This investigation into Tesla’s autopilot function marks the third time the company has been come under fire from the NHTSA within the last year. In January, a separate investigation was carried out following accidents from “sudden unintended acceleration,” including over 110 crashes and 52 injuries. A third investigation in March led to a recall of over 5,530 Tesla vehicles over poorly attached front seat belts not remaining secure, increasing the risk of injury.

As a result of the investigation, Tesla stock fell 5% the same morning that the probe was announced. Earlier last week, Elon Musk and Tesla were also not invited to participate in a White House event promoting electric cars.

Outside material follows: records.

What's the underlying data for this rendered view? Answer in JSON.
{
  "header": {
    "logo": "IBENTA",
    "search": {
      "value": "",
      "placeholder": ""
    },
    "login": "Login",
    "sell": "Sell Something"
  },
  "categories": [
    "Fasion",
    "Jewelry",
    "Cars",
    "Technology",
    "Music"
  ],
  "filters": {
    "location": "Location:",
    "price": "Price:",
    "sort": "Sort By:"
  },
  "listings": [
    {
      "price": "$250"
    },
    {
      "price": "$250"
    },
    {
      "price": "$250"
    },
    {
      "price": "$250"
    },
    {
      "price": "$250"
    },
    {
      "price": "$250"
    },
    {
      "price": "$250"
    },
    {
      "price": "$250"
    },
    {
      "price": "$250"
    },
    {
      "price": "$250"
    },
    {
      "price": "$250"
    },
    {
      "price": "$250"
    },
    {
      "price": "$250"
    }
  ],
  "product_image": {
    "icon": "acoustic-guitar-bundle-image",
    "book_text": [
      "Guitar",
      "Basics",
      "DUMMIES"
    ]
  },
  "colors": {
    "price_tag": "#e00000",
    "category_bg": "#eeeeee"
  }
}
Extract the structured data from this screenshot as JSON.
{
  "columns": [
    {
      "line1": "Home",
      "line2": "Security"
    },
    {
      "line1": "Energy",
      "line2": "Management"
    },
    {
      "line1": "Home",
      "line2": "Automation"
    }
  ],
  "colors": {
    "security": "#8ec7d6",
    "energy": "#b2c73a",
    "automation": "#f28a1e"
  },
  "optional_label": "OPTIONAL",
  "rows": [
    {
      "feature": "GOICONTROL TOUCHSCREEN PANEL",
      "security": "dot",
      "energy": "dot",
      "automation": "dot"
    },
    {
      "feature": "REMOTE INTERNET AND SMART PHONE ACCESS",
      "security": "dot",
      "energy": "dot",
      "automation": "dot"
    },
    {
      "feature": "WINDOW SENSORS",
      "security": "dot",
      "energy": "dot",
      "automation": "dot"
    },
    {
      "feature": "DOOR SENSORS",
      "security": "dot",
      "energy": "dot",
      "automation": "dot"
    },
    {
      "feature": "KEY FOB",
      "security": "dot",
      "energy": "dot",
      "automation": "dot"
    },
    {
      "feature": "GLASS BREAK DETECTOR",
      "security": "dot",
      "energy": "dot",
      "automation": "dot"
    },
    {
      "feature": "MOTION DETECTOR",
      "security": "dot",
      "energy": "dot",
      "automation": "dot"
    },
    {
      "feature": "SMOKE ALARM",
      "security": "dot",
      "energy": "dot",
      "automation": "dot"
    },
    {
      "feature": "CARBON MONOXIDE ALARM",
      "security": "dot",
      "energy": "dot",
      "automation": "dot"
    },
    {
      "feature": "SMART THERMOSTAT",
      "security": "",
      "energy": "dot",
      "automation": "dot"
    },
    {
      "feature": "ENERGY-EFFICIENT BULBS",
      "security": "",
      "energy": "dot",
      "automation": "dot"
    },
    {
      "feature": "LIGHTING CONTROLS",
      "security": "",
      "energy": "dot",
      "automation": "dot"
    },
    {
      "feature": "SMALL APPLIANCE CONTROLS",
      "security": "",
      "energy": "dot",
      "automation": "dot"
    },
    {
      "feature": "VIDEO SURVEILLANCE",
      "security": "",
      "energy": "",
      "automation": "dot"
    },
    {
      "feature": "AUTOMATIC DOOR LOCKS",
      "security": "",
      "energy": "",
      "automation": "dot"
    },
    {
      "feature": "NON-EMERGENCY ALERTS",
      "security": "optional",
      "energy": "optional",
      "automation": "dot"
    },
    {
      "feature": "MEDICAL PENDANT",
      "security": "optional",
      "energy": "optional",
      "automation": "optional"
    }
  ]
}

According to Tesla, although the autopilot system is designed to operate controlled acceleration, slight turns, and navigation, drivers are warned of the danger of taking their hands off the wheel at any time. When the driver engages Autopilot, they are shown a visual reminder on the screen to, “keep your hands on the wheel.” As the NHTSA report suggests, “With the Advanced Driver Assistance System (ADAS) active, the driver still holds primary responsibility for Object and Event Detection and Response,” should an emergency or irregularity become too complex for the vehicle.

Despite referring to the function as “Autopilot and Full Self-Driving Capability,” Tesla’s website lists the dangers of using the technology, citing that, “it does not turn a Tesla into a self-driving car nor does it make a car autonomous.” Tesla writes that limitations to the Autopilot feature stem from factors such as poor visibility, bright lights, and interferences from other vehicles.

The investigation into Tesla Autopilot will “assess the technologies and methods used to monitor, assist, and enforce
the driver’s engagement with the dynamic driving task during Autopilot operation,” as well as confirm that Tesla’s Autopilot function was the primary cause to blame for the vehicle’s collisions with emergency responders.

Just a couple of days before the NHTSA announced their investigation, Tesla Tweeted an unconfirmed statistic that, “In 2020, a Tesla with Autopilot engaged experienced 0.2 accidents per million miles driven, while the US average was 9x higher.”

Critics have long described Tesla’s Autopilot function as unsafe, citing the risks of unpredictability on the road. In a review of Tesla’s Autopilot in Road & Track, the site called the function, “laughably bad and potentially dangerous.” Industry Week said in 2018 that the car was, “unsafe at every speed,” and Consumer Reports published a study that compared the Autopilot’s movements to that of a drunk driver.

Jake Fisher, senior director of auto testing for Consumer Reports, told USA Today earlier this April that, “there’s certainly nothing anywhere close to self-driving that is in production right now.” The comments came after an accident involving a Tesla vehicle in Houston which resulted in the death of two passengers.

Last year, the National Transportation Safety Board (NTSB) issued a letter to the NHTSA urging the agency to more strictly regulate self-driving cars. In the letter, NTSB chair Robert Sumwalt wrote that, “Tesla is testing on public roads a highly automated AV technology but with limited oversight or reporting requirements.”

Tesla has yet to comment on the recent investigation involving their self-driving cars.